## Prompt
What lines of the data below hold the string "Password"? Copy each one.

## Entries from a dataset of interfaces
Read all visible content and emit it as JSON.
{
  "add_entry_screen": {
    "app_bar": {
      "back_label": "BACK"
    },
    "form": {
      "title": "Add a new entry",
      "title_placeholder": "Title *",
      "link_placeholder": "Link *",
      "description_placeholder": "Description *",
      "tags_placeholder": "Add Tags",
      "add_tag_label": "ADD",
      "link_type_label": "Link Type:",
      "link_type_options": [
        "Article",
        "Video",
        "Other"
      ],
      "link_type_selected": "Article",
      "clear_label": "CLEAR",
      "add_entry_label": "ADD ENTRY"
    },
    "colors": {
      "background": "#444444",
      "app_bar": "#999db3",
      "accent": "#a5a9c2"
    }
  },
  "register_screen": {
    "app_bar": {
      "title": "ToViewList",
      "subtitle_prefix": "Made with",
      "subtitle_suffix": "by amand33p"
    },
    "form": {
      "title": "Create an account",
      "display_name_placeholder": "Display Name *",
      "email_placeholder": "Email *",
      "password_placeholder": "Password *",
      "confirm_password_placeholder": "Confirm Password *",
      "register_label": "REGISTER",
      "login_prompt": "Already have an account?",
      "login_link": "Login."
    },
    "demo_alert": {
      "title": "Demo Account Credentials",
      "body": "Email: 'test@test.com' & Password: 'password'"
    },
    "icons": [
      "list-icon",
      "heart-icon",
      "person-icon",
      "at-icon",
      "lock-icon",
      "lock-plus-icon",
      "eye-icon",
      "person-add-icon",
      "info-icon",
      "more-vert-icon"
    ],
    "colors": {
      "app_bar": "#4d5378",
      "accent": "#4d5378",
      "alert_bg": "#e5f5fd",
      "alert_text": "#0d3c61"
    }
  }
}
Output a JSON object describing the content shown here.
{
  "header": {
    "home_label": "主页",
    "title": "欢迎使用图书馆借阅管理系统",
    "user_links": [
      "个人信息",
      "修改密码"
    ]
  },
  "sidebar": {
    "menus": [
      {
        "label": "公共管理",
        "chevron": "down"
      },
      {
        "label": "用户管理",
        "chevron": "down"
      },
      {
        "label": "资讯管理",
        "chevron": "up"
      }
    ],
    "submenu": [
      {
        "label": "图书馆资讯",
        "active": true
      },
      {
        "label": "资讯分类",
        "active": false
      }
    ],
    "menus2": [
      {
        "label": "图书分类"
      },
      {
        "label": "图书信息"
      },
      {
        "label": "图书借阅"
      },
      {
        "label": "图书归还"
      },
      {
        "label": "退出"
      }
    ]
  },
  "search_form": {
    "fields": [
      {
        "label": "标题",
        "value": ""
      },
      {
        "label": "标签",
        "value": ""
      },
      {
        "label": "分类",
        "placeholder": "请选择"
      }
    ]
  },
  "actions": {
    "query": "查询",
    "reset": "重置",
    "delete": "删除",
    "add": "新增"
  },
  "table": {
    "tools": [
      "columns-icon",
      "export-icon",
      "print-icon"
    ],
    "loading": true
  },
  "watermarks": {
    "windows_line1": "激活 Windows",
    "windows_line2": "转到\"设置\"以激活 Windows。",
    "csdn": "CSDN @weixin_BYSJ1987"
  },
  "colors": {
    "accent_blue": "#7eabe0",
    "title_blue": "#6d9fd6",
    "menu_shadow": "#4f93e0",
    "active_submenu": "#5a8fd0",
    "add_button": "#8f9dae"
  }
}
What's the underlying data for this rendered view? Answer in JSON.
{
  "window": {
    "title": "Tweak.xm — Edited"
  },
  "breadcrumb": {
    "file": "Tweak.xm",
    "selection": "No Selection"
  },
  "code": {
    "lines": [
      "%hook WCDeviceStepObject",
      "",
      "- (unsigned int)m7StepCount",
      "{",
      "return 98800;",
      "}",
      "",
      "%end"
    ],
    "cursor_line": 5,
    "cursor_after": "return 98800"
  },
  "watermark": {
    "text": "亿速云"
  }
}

## Written response
      "password_placeholder": "Password *",
      "confirm_password_placeholder": "Confirm Password *",
      "body": "Email: 'test@test.com' & Password: 'password'"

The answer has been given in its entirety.